England have turned on themselves ahead of Saturday’s win-at-all-costs showdown with the Wallabies – with former captain Will Carling saying a “panicked” outfit is being treated like schoolchildren under coach Stuart Lancaster.
Amidst the infighting, England has now suffered the enormous loss of 126kg back-rower Billy Vunipola for the remainder of the World Cup.
The 22-year-old suffered a knee injury in Saturday’s stunning Wales defeat, which has rocked the host nation’s World Cup campaign.
“It’s so unfortunate for Billy, but the scan shows an injury which means he can’t take any further part in the World Cup,” Lancaster said.
Vunipola has been replaced in the squad by 37-year-old Nick Easter, who has been on the sidelines for much of the tournament to date – but as a TV analyst.
Serious concerns also remain over the fitness of lock Courtney Lawes and halfback Ben Youngs (ankle), while centre Jonathan Joseph (chest) and No.8 Ben Morgan (knee) are also no guarantee to return.

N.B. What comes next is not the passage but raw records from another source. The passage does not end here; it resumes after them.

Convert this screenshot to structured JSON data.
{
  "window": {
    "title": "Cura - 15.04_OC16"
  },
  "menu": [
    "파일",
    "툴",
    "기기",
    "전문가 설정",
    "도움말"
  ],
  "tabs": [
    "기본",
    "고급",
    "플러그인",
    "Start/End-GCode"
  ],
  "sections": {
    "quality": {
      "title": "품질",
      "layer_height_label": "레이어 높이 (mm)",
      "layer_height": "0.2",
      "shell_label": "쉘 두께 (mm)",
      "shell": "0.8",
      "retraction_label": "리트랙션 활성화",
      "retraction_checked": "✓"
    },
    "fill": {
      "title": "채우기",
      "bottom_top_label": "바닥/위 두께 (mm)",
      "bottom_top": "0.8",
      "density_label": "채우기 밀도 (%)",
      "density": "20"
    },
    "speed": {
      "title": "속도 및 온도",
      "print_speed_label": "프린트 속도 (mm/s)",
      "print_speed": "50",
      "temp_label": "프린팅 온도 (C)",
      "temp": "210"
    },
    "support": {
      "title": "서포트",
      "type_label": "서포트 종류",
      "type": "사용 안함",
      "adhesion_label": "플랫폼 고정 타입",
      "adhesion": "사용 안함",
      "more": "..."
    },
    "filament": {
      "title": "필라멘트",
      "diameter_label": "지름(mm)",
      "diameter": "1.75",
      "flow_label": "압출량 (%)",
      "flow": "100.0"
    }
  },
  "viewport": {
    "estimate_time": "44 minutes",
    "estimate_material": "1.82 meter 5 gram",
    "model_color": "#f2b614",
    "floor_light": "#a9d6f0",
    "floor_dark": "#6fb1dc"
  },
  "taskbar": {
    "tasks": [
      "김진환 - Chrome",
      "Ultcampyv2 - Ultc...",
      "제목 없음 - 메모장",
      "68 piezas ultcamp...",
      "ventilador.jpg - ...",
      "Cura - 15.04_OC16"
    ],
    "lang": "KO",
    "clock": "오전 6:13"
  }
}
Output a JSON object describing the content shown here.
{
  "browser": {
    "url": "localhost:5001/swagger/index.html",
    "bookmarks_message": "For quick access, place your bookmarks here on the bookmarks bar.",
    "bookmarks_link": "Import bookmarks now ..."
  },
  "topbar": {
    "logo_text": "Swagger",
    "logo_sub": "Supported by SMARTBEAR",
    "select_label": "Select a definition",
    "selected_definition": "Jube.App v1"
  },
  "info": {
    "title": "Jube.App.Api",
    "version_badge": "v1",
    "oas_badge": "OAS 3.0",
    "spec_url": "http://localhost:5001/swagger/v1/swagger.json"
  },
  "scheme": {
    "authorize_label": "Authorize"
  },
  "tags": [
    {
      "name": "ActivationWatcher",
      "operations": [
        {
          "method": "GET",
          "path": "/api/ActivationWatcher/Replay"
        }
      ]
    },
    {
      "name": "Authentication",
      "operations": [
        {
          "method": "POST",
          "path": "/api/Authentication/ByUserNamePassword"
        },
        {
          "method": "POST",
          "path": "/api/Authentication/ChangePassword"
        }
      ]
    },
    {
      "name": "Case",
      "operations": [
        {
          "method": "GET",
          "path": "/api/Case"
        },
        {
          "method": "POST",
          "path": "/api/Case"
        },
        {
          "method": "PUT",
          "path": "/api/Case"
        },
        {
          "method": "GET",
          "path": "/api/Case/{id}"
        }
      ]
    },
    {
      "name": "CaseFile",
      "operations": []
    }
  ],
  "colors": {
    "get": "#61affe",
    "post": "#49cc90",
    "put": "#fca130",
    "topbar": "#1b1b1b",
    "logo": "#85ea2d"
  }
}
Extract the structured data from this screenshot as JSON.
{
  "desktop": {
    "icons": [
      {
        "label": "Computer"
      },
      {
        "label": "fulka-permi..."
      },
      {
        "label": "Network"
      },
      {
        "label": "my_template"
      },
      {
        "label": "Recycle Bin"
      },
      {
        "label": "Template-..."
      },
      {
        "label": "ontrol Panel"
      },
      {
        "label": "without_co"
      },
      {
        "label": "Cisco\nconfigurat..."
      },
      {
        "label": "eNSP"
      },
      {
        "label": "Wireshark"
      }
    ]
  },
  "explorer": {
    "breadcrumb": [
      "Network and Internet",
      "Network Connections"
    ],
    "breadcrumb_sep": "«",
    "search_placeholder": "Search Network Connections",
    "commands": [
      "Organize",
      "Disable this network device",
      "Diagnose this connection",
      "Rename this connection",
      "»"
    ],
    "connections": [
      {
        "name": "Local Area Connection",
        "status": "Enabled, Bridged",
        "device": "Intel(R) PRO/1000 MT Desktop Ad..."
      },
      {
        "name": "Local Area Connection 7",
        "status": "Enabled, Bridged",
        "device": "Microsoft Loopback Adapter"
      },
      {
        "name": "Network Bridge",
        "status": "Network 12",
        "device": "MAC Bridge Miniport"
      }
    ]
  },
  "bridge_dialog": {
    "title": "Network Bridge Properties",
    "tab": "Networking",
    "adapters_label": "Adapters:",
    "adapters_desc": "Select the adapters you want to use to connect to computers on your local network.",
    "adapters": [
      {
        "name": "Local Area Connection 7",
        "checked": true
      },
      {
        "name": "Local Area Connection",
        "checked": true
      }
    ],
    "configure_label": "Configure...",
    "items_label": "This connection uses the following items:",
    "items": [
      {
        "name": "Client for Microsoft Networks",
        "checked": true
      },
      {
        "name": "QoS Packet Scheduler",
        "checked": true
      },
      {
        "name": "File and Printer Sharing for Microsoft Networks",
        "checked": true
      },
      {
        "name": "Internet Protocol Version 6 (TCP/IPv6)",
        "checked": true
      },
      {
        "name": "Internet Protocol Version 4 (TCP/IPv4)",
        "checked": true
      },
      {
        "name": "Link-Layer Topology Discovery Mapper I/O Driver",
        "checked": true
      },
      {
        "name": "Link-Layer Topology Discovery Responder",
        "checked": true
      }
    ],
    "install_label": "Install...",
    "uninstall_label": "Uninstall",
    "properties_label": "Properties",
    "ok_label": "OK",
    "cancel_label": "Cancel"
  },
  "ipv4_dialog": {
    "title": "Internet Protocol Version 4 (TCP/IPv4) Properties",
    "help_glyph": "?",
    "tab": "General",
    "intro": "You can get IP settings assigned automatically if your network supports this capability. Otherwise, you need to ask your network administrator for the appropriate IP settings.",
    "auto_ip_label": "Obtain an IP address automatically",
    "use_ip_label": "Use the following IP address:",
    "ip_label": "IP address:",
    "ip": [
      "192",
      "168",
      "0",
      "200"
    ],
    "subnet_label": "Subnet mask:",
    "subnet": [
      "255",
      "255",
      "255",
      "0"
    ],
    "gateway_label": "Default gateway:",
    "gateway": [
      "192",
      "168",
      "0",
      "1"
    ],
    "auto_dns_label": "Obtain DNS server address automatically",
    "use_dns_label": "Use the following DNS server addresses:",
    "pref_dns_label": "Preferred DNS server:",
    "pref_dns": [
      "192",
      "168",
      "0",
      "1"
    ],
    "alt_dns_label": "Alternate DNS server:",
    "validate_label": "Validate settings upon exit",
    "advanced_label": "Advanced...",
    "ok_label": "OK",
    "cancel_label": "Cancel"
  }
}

Pressure is mounting for England ahead of Saturday’s Twickenham clash, where a loss would consign them to an embarrassing pool-stage exit in their own tournament.
And the knives are coming out following Saturday’s shock 28-25 loss to Wales, with captain Chris Robshaw condemned for opting for an attacking line-out in the final moments rather than taking a penalty goal that would’ve levelled the scores.
“I got the sense that England were panicking. I don’t blame Chris as much as I blame others. I blame the environment,” Carling, a veteran of 72 caps, told English radio.
“We have a very prescriptive environment in the England team.
“I’ve listened to Stuart Lancaster say for years that ‘I don’t have the leaders and therefore we’re having to make all the decisions as coaches’.”
Carling had harsh words for Lancaster, a former school teacher.
“It’s a very classroom-orientated environment,” he said.
“My view is that he has had leaders and that he needed to have trusted them and develop them.
“What we watched in the last 10 minutes was a confused debate between people who have never been given responsibility to lead and drive the team.
“Instead, we’ve treated them as schoolboys.”
Meanwhile, Wallabies coach Michael Cheika laughed off suggestions English spies have infiltrated his World Cup training camp.
Cheika and his team opened the papers on Monday expecting to be met with headlines about Saturday’s vital Pool A match with England, but were caught off guard by what they saw.
The Sun newspaper reported that a photographer had been spotted, and removed, from a closed session at the the Wallabies’ training base at Bath University last week.
“We don’t even know what we’re doing, so how is anyone watching us going to know what we’re doing,” Cheika said.
“There’s a long list of people who have seen people with a camera here or there over here.
“It is what it is. I’m not worried about it, but I heard about it and we’ve got to have a bit of a laugh.”